“If pregnancy were a book they would cut the last two chapters.” Nora Ephron
During pregnancy the offspring the term embryo is used during the first 8 weeks following conception. After those 8 weeks it is known as fetus until birth. The human gestation is divided into three trimesters. During the first trimester a miscarriage is still a high risk, during the second trimester the development of the fetus can be better monitored and during the third trimester the point of fetal viability, or the point at which fetal life outside of the uterus is possible, occurs.
The most commonly used method to calculate the due date is the Naegele´s rule, developed in the early 19th century. With this method the expected due date is calculated from the first day of the last normal menstrual period (LMP or LNMP). The due date is estimated 40 weeks from the LMP (gestation period).
For most mammals, the gestation period is shorter for smaller species, but species that have a breeding season usually give birth during a specific time when food is available and this can influence the gestation period. The Virginian opossum has the shortest gestation period known, 12-13 days, while the longest gestation period is that of the Asiatic elephant with an average of 609 days.
In cultures around the world pregnant women have a special status and there are different postpartum customs. For example, in China the new mother does not leave the house for a month and this time is called zuo yuezi, sitting the month. To help her, the mother should have someone in the house, usually her mother-in-law. She is kept very warm, because it is believed she enters a cold phase due to blood loss during delivery. That is also the reason why she must avoid eating cold, raw foods and need to have warm foods and drinks to restore her energy. The balance of yin and yang in the body is disrupted by giving birth and this must be restored by eating certain, yang, foods (chicken, ginger and eggs) and avoiding yin foods (cold water, bamboo shoots and turnips). Also, bathing and washing her hair is a no-go during this period (although this is now sometimes seen as old fashioned).
In Indonesia and Malaysia, new life is seen as a carrier of light, so for 40 days families burn a light day and night in the new baby´s home. The new mother stays at home and gets body massages and therapeutic baths and her belly is tightly wrapped to help shrink it (bengkung) during this period of pantang.
In Latin-American countries, the postpartum period is known as la cuarentena, a 40-day period during which new mothers recover from labor. Rest is required and chores are taken over by female relatives. Carrots and chicken soup are to be eaten, while spicy and heavy foods must be avoided. The mother´s body is seen as vulnerable and she must cover her head and neck to protect herself and wrap her abdomen in a cloth called a faja.

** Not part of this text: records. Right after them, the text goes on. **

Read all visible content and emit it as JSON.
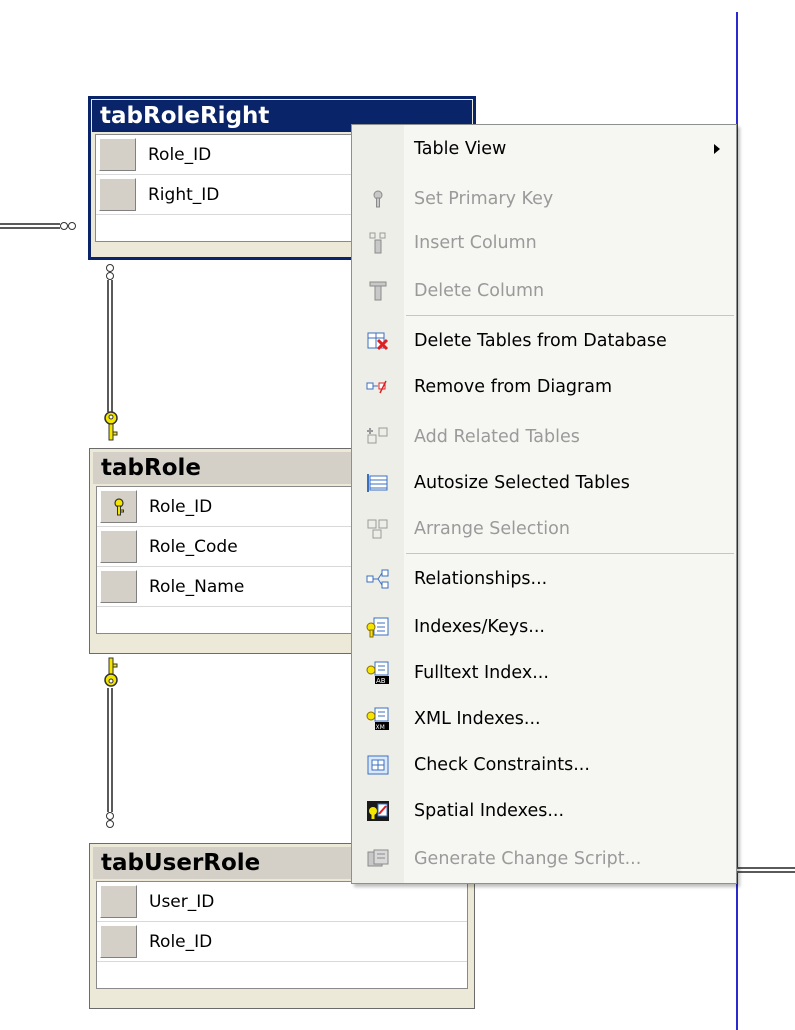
{
  "tables": {
    "roleright": {
      "title": "tabRoleRight",
      "columns": [
        "Role_ID",
        "Right_ID"
      ]
    },
    "role": {
      "title": "tabRole",
      "columns": [
        "Role_ID",
        "Role_Code",
        "Role_Name"
      ]
    },
    "userrole": {
      "title": "tabUserRole",
      "columns": [
        "User_ID",
        "Role_ID"
      ]
    }
  },
  "menu": {
    "items": [
      {
        "label": "Table View",
        "icon": "none",
        "disabled": false,
        "submenu": true
      },
      {
        "label": "Set Primary Key",
        "icon": "key-icon",
        "disabled": true
      },
      {
        "label": "Insert Column",
        "icon": "insert-column-icon",
        "disabled": true
      },
      {
        "label": "Delete Column",
        "icon": "delete-column-icon",
        "disabled": true
      },
      {
        "label": "Delete Tables from Database",
        "icon": "delete-table-icon",
        "disabled": false
      },
      {
        "label": "Remove from Diagram",
        "icon": "remove-diagram-icon",
        "disabled": false
      },
      {
        "label": "Add Related Tables",
        "icon": "add-related-icon",
        "disabled": true
      },
      {
        "label": "Autosize Selected Tables",
        "icon": "autosize-icon",
        "disabled": false
      },
      {
        "label": "Arrange Selection",
        "icon": "arrange-icon",
        "disabled": true
      },
      {
        "label": "Relationships...",
        "icon": "relationships-icon",
        "disabled": false
      },
      {
        "label": "Indexes/Keys...",
        "icon": "indexes-icon",
        "disabled": false
      },
      {
        "label": "Fulltext Index...",
        "icon": "fulltext-icon",
        "disabled": false
      },
      {
        "label": "XML Indexes...",
        "icon": "xml-index-icon",
        "disabled": false
      },
      {
        "label": "Check Constraints...",
        "icon": "check-constraint-icon",
        "disabled": false
      },
      {
        "label": "Spatial Indexes...",
        "icon": "spatial-index-icon",
        "disabled": false
      },
      {
        "label": "Generate Change Script...",
        "icon": "script-icon",
        "disabled": true
      }
    ]
  },
  "colors": {
    "selected_title": "#0a246a",
    "page_line": "#2a2ad0",
    "key_yellow": "#f5e600"
  }
}
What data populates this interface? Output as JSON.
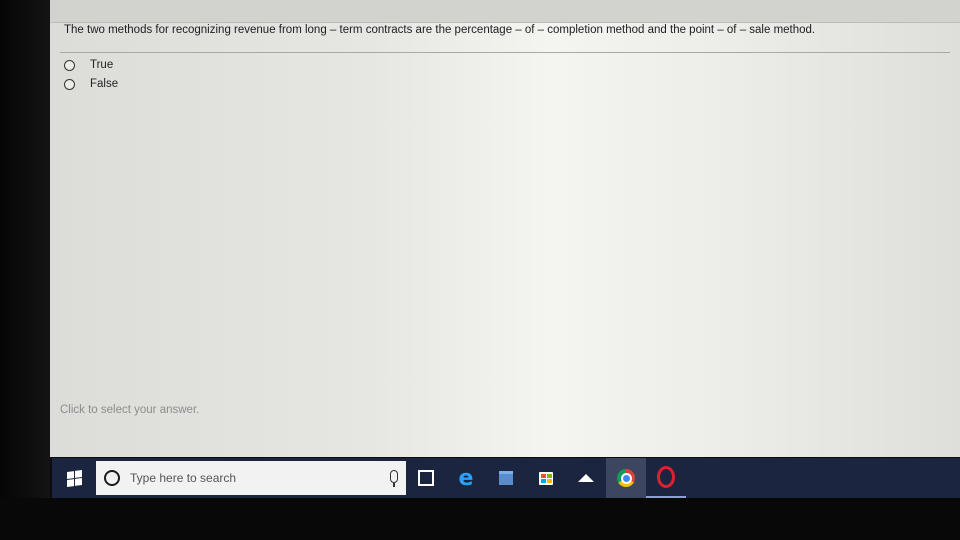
{
  "question": {
    "text": "The two methods for recognizing revenue from long – term contracts are the percentage – of – completion method and the point – of – sale method."
  },
  "options": [
    {
      "label": "True"
    },
    {
      "label": "False"
    }
  ],
  "hint": "Click to select your answer.",
  "taskbar": {
    "search_placeholder": "Type here to search",
    "icons": [
      "windows-start-icon",
      "search-icon",
      "microphone-icon",
      "task-view-icon",
      "edge-icon",
      "file-explorer-icon",
      "store-icon",
      "graduation-cap-icon",
      "chrome-icon",
      "opera-icon"
    ]
  }
}
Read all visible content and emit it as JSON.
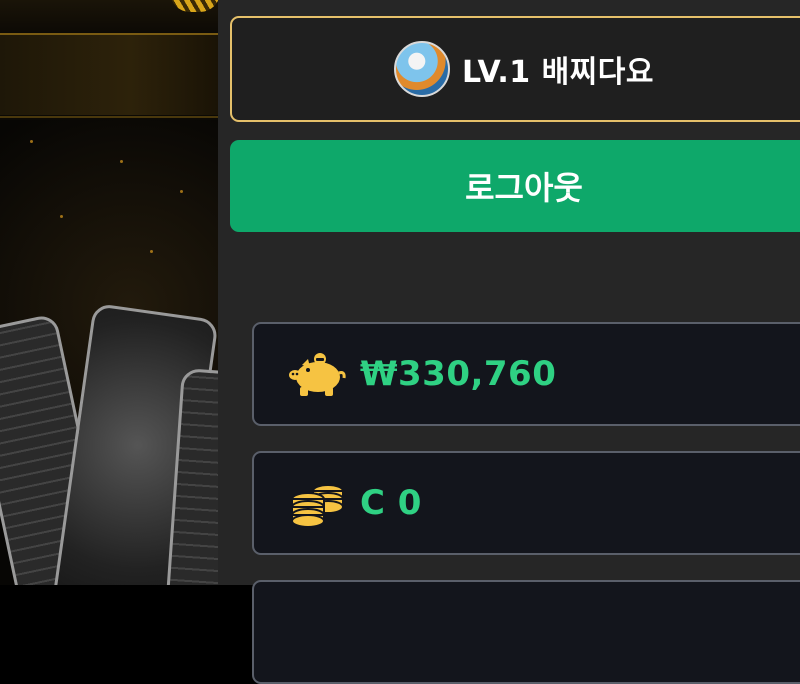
{
  "profile": {
    "name": "LV.1 배찌다요"
  },
  "logout": {
    "label": "로그아웃"
  },
  "wallet": {
    "money": "₩330,760",
    "coin": "C 0"
  },
  "colors": {
    "accent_green": "#0ea86a",
    "value_green": "#2fd183",
    "gold_border": "#e5c06a",
    "icon_gold": "#f6c342"
  },
  "icons": {
    "money": "piggy-bank-icon",
    "coin": "coin-stack-icon",
    "avatar": "character-avatar"
  }
}
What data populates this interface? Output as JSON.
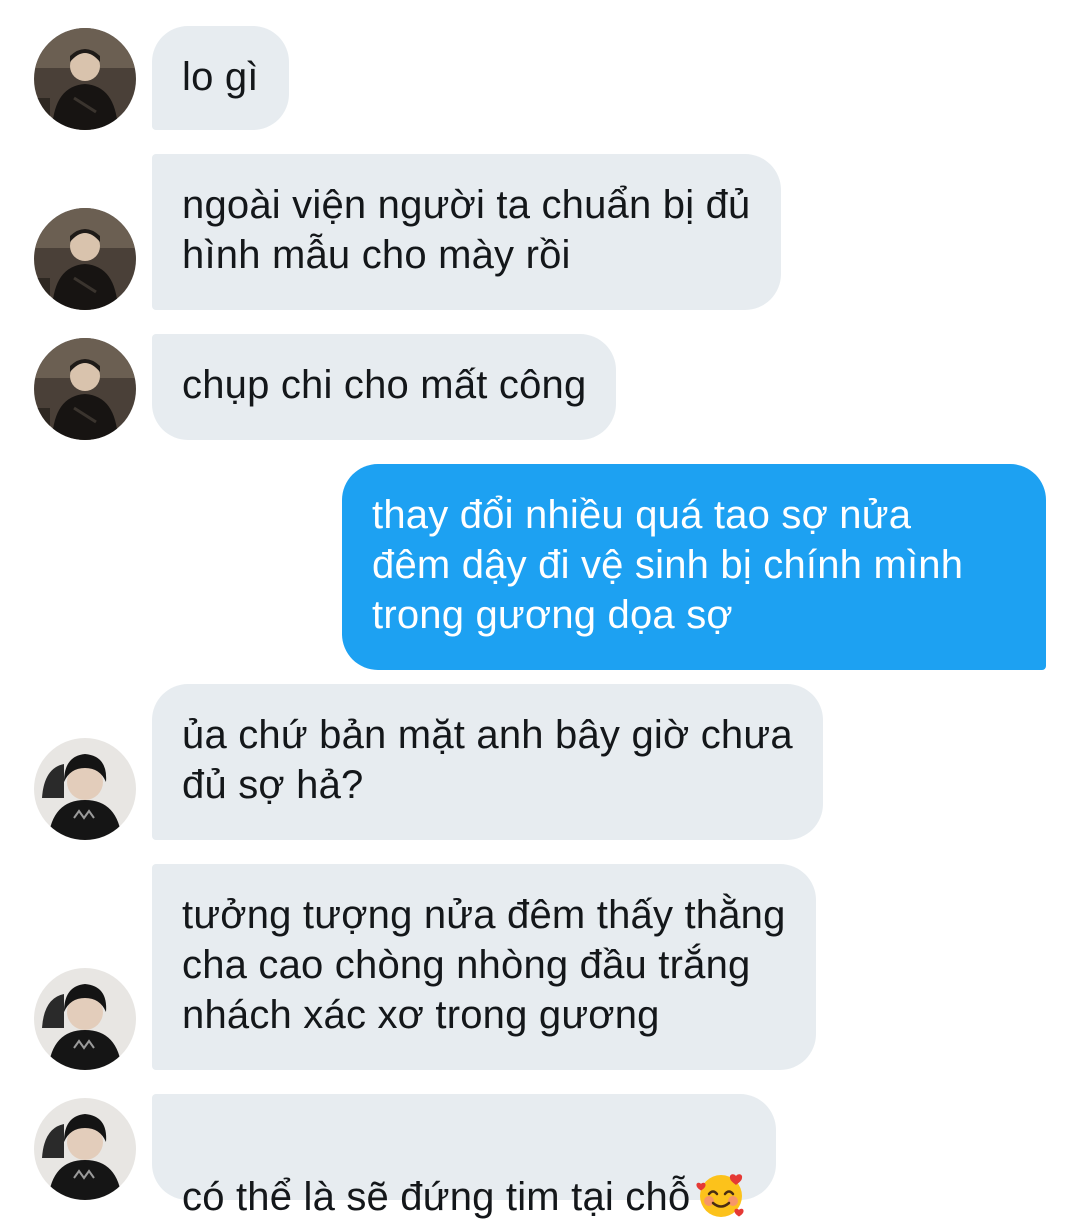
{
  "conversation": {
    "messages": [
      {
        "direction": "incoming",
        "text": "lo gì",
        "avatar": "avatar-1"
      },
      {
        "direction": "incoming",
        "text": "ngoài viện người ta chuẩn bị đủ\nhình mẫu cho mày rồi",
        "avatar": "avatar-1"
      },
      {
        "direction": "incoming",
        "text": "chụp chi cho mất công",
        "avatar": "avatar-1"
      },
      {
        "direction": "outgoing",
        "text": "thay đổi nhiều quá tao sợ nửa\nđêm dậy đi vệ sinh bị chính mình\ntrong gương dọa sợ"
      },
      {
        "direction": "incoming",
        "text": "ủa chứ bản mặt anh bây giờ chưa\nđủ sợ hả?",
        "avatar": "avatar-2"
      },
      {
        "direction": "incoming",
        "text": "tưởng tượng nửa đêm thấy thằng\ncha cao chòng nhòng đầu trắng\nnhách xác xơ trong gương",
        "avatar": "avatar-2"
      },
      {
        "direction": "incoming",
        "text": "có thể là sẽ đứng tim tại chỗ",
        "avatar": "avatar-2",
        "emoji": "smiling-face-with-hearts-icon"
      }
    ]
  },
  "colors": {
    "incoming_bubble": "#e7ecf0",
    "outgoing_bubble": "#1da1f2",
    "incoming_text": "#14171a",
    "outgoing_text": "#ffffff"
  }
}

1. the quality of being pregnant (as in meaning)
2. the condition of being pregnant : gestation
3. an instance of being pregnant (source: Merriam Webster).
The English word pregnancy comes from Latin praegnantem (nominative praegnans, originally praegnas) meaning with child (literally “before birth) probably from prae-, before, + the root of gnasci, be born.
Dutch zwangerschap (zwanger zijn) comes from Middle Dutch swanger, from Old High German swangar, pregnant, from Old English swongor/swangor, cumbersome/slow.
The Spanish word embarazo comes from Portuguese baraça, noose/rope. It is probably a combination of the prefix em-, from Latin in- meaning in-, with the word baraça, coming fronm the custom of women to wear a strap of cloth on their dresses when pregnant. Baraça could be related to the Celtic word barr, meaning tuft. The English word embarrassment is indirectly derived from the Spanish embarazo.
Italian gravidanza is derived from grávido, laden/fraught, from Latin grávidus, laden/pregnant.
Pregnancy in other languages:
Dutch: de zwangerschap
Spanish: el embarazo
Italian: la gravidanza (note: being pregnant in Italian is essere incinta).
Categories: The human body